BRIEF -
Would you retype each of the records exactly as shown?

[Page and application data records]
╭──

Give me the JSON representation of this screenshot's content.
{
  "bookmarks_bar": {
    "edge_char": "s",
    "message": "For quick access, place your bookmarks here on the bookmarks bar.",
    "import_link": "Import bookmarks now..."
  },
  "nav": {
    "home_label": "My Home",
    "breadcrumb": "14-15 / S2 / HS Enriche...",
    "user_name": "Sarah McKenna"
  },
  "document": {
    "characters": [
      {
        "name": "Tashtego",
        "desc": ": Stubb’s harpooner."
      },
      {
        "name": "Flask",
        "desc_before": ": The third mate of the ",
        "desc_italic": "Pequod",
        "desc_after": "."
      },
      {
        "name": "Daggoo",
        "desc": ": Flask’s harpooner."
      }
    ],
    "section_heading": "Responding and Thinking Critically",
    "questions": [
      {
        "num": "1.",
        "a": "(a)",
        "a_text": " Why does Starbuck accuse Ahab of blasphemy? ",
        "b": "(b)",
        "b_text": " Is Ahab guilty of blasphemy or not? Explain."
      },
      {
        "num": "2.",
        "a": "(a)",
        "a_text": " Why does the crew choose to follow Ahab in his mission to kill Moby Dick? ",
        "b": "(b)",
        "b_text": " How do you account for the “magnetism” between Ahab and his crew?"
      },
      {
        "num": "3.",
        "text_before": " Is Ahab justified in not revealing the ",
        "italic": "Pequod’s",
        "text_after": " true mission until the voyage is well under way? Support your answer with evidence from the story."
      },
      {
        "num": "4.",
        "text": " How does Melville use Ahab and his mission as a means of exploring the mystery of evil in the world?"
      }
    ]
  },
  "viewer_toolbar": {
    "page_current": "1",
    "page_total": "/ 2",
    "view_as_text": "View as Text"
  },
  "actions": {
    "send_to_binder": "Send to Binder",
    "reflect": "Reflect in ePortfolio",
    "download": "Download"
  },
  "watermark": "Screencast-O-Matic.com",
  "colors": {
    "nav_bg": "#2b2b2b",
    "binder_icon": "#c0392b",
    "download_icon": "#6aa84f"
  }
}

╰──

TASK ANSWER -
Give me the JSON representation of this screenshot's content.
{
  "bookmarks_bar": {
    "edge_char": "s",
    "message": "For quick access, place your bookmarks here on the bookmarks bar.",
    "import_link": "Import bookmarks now..."
  },
  "nav": {
    "home_label": "My Home",
    "breadcrumb": "14-15 / S2 / HS Enriche...",
    "user_name": "Sarah McKenna"
  },
  "document": {
    "characters": [
      {
        "name": "Tashtego",
        "desc": ": Stubb’s harpooner."
      },
      {
        "name": "Flask",
        "desc_before": ": The third mate of the ",
        "desc_italic": "Pequod",
        "desc_after": "."
      },
      {
        "name": "Daggoo",
        "desc": ": Flask’s harpooner."
      }
    ],
    "section_heading": "Responding and Thinking Critically",
    "questions": [
      {
        "num": "1.",
        "a": "(a)",
        "a_text": " Why does Starbuck accuse Ahab of blasphemy? ",
        "b": "(b)",
        "b_text": " Is Ahab guilty of blasphemy or not? Explain."
      },
      {
        "num": "2.",
        "a": "(a)",
        "a_text": " Why does the crew choose to follow Ahab in his mission to kill Moby Dick? ",
        "b": "(b)",
        "b_text": " How do you account for the “magnetism” between Ahab and his crew?"
      },
      {
        "num": "3.",
        "text_before": " Is Ahab justified in not revealing the ",
        "italic": "Pequod’s",
        "text_after": " true mission until the voyage is well under way? Support your answer with evidence from the story."
      },
      {
        "num": "4.",
        "text": " How does Melville use Ahab and his mission as a means of exploring the mystery of evil in the world?"
      }
    ]
  },
  "viewer_toolbar": {
    "page_current": "1",
    "page_total": "/ 2",
    "view_as_text": "View as Text"
  },
  "actions": {
    "send_to_binder": "Send to Binder",
    "reflect": "Reflect in ePortfolio",
    "download": "Download"
  },
  "watermark": "Screencast-O-Matic.com",
  "colors": {
    "nav_bg": "#2b2b2b",
    "binder_icon": "#c0392b",
    "download_icon": "#6aa84f"
  }
}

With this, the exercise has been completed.